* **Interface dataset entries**
--*--
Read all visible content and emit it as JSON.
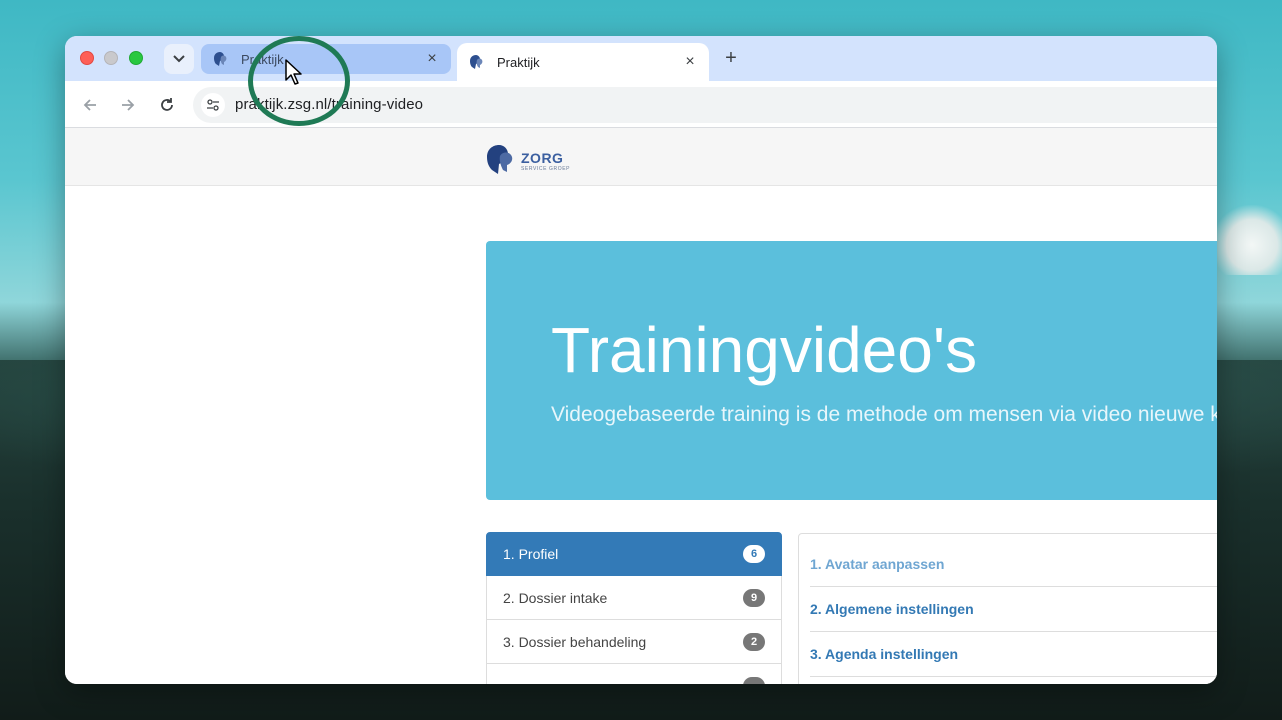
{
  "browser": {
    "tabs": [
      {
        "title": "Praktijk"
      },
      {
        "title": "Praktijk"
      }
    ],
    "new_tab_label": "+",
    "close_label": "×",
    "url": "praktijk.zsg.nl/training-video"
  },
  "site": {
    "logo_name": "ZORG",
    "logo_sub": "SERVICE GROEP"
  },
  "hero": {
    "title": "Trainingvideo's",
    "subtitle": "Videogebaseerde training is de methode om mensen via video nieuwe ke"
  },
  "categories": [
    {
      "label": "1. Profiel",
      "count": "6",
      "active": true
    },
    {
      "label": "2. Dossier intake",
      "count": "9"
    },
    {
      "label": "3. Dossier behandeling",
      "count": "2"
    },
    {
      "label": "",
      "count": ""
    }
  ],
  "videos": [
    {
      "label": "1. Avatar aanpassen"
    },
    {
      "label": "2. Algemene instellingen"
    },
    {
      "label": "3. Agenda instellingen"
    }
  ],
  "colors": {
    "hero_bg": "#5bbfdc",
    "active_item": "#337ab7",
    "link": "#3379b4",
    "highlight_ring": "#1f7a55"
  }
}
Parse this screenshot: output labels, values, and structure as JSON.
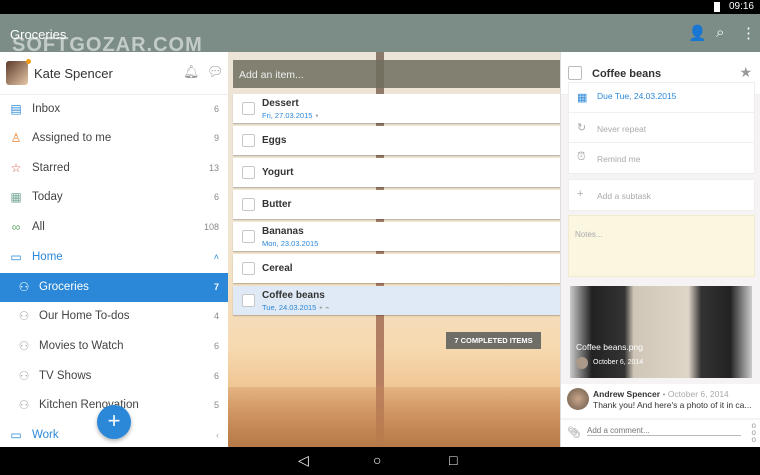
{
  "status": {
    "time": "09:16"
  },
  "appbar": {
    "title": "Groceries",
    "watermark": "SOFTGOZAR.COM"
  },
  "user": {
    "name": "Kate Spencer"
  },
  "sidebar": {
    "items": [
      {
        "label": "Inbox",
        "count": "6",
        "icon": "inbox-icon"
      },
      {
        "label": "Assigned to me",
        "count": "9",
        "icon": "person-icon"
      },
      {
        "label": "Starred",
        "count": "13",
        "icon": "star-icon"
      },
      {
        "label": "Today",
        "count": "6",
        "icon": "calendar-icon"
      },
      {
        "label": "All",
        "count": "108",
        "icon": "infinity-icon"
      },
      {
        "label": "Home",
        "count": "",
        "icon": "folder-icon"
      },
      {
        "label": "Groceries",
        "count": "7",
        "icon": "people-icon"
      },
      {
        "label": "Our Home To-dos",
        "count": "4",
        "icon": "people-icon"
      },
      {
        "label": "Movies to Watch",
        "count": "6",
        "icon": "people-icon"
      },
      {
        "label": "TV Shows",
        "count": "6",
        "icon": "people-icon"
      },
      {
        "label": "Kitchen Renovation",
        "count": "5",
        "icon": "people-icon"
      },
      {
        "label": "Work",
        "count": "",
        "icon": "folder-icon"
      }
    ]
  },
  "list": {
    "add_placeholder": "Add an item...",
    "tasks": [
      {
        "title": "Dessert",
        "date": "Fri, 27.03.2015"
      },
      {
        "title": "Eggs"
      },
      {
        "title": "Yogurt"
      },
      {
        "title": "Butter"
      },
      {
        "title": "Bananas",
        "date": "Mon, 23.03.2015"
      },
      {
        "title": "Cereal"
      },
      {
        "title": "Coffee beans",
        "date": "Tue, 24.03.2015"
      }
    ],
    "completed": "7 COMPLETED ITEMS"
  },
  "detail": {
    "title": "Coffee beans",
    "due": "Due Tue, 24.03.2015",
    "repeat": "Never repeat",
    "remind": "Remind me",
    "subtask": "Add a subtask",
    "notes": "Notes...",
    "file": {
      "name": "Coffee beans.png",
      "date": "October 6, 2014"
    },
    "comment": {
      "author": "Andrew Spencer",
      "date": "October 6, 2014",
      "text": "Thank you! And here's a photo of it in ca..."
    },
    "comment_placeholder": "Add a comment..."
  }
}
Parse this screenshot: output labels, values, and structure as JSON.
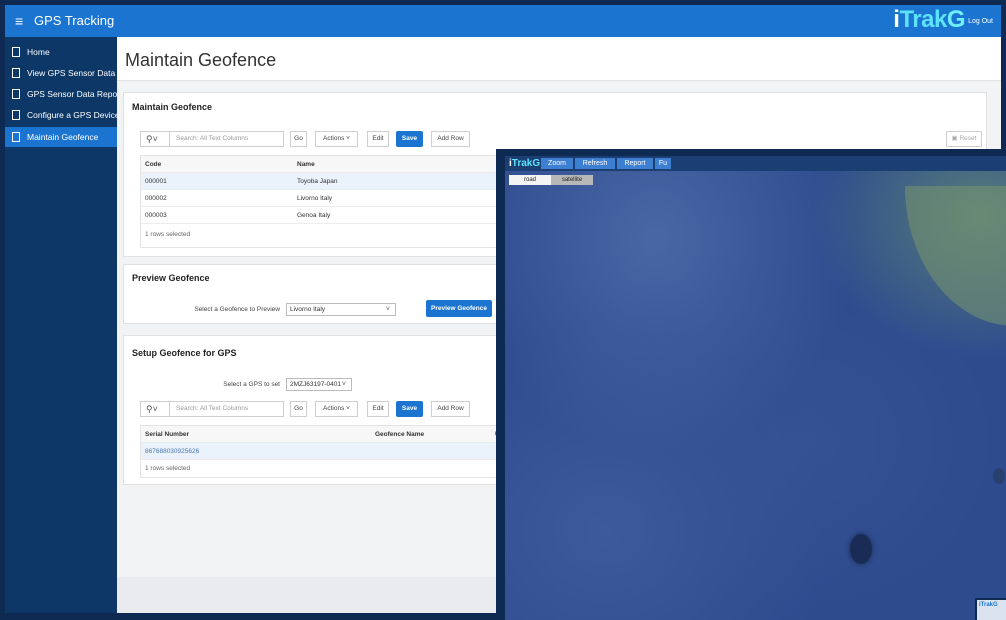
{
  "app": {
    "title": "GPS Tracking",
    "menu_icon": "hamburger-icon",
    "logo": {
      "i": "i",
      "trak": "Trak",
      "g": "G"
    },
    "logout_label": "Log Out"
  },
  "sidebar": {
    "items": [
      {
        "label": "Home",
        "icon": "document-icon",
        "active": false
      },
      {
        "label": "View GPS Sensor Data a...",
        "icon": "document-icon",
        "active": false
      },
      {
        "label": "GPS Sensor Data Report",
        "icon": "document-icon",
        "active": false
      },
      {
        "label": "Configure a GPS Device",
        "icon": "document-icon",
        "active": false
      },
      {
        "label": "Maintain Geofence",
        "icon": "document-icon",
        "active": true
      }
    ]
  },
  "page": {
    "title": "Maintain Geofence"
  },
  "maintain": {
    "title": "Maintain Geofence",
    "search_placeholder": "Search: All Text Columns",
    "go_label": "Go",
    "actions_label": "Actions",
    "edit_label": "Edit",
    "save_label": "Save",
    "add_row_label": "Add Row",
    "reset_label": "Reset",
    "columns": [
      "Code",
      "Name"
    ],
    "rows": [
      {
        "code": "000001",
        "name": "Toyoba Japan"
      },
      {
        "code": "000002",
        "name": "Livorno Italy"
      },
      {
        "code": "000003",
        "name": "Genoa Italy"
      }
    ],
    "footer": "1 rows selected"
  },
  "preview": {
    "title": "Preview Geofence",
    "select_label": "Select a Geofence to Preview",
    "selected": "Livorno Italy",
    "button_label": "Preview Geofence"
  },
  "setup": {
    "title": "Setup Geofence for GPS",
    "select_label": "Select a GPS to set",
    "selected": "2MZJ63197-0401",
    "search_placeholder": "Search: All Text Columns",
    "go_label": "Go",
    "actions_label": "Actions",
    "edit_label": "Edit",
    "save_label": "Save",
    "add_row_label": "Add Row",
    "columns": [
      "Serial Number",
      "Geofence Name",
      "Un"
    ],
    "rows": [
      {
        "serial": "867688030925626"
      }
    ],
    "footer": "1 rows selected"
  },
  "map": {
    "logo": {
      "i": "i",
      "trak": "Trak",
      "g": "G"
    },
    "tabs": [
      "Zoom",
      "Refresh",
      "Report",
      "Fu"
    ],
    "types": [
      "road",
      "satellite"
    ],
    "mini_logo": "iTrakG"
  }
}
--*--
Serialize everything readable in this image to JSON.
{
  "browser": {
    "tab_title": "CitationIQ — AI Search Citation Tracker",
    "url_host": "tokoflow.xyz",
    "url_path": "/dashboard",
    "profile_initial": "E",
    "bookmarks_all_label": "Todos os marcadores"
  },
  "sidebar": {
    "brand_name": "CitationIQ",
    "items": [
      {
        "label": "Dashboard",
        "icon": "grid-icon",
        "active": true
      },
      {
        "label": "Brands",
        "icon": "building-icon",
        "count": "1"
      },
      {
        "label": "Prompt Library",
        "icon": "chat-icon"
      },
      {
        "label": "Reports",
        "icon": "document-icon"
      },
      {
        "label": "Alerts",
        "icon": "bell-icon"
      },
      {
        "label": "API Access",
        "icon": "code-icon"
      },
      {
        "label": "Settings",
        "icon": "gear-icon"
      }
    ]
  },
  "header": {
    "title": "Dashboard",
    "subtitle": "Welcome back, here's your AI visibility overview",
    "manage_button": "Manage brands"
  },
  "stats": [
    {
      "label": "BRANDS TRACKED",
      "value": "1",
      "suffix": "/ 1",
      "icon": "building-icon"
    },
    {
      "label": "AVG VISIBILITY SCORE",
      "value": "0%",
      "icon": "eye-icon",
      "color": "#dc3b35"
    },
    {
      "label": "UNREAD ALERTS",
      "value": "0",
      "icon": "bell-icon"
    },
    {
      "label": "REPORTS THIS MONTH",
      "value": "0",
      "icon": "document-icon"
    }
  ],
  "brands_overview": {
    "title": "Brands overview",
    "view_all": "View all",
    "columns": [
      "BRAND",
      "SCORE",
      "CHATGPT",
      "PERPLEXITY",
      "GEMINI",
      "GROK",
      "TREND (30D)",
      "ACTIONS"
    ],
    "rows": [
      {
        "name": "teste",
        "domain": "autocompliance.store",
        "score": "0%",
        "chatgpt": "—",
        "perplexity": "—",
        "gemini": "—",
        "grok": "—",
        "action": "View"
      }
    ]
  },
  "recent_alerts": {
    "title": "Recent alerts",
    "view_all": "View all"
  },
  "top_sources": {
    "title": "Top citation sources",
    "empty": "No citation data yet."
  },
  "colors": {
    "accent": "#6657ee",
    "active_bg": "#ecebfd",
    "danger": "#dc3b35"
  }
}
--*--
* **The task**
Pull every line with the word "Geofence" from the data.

* **Response box**
        "label": "Maintain Geofence",
    "title": "Maintain Geofence"
    "title": "Maintain Geofence",
    "title": "Preview Geofence",
    "select_label": "Select a Geofence to Preview",
    "button_label": "Preview Geofence"
    "title": "Setup Geofence for GPS",
      "Geofence Name",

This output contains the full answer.